Q. What is “e-discovery”?
The term “e-discovery” describes the production of electronic files and metadata. It may include everything from cell phone messages, emails, flash drives, back-up tapes and computer hard drives. It can be anything stored on an electronic device.
Q. Why should I be concerned about “e-discovery”?
E-discovery can be important in lawsuits, because it may provide information to win or lose a case. If you anticipate litigation and have relevant information in electronic files, you must save them. In certain cases, Illinois law requires a party to preserve electronic files even before litigation begins.
Q. What can happen if a party destroys “e-discovery”?
Destroying relevant files is called spoliation. If a court learns of spoliation, it can impose severe sanctions against the spoliating party, including entry of a default judgment (the non-spoliating party wins), drawing an adverse inference (deciding an important fact in the non-spoliating party’s favor) or imposing monetary sanctions. Claims involving spoliation of electronic files can be expensive and time consuming, especially if an IT expert must examine the extent of the destruction.
Q. What is “Metadata”?
The term “metadata” describes two kinds of information about electronic files: application and system. “Application metadata” is created as a function of the application software used to create the document or file, and includes information about modifications to the file, prior edits and editorial comments. “System metadata” is stored outside of the file, and includes information such as the title of the document and the user identification of the computer.
Q. What files must I save?
Illinois cases are not clear on exactly what a party must save; it generally depends on the facts of a particular case. We advise our clients to err on the side of caution and save everything they think might be relevant if they reasonably anticipate litigation.
Q. How can I reduce the cost of e-discovery?
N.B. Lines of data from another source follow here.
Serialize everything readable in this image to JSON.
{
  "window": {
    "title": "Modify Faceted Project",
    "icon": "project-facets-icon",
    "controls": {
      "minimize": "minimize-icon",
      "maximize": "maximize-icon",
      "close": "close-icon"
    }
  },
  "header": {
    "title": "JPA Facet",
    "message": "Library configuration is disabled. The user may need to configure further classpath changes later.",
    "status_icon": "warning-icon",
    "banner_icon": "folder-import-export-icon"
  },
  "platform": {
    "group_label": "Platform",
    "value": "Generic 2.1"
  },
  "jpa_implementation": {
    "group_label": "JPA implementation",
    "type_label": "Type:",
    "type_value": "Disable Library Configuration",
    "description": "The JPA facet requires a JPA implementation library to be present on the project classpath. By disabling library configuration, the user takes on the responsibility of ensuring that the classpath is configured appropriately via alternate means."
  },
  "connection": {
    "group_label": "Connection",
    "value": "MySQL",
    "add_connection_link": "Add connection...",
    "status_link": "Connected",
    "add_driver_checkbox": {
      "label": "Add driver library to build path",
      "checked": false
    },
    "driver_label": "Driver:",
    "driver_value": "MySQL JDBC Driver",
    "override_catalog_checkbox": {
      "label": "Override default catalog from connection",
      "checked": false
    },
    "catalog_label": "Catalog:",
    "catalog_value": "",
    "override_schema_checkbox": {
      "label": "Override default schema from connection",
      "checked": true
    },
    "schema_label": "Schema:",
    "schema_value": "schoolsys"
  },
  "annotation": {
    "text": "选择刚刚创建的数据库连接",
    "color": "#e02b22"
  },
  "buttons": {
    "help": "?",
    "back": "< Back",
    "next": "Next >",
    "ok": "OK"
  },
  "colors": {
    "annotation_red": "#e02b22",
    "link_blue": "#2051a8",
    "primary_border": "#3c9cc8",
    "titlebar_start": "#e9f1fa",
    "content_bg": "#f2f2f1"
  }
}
E-discovery can be notoriously expensive. We try to meet with the opposing lawyers early in our cases to agree on what documents each party should save and how they expect to produce their documents.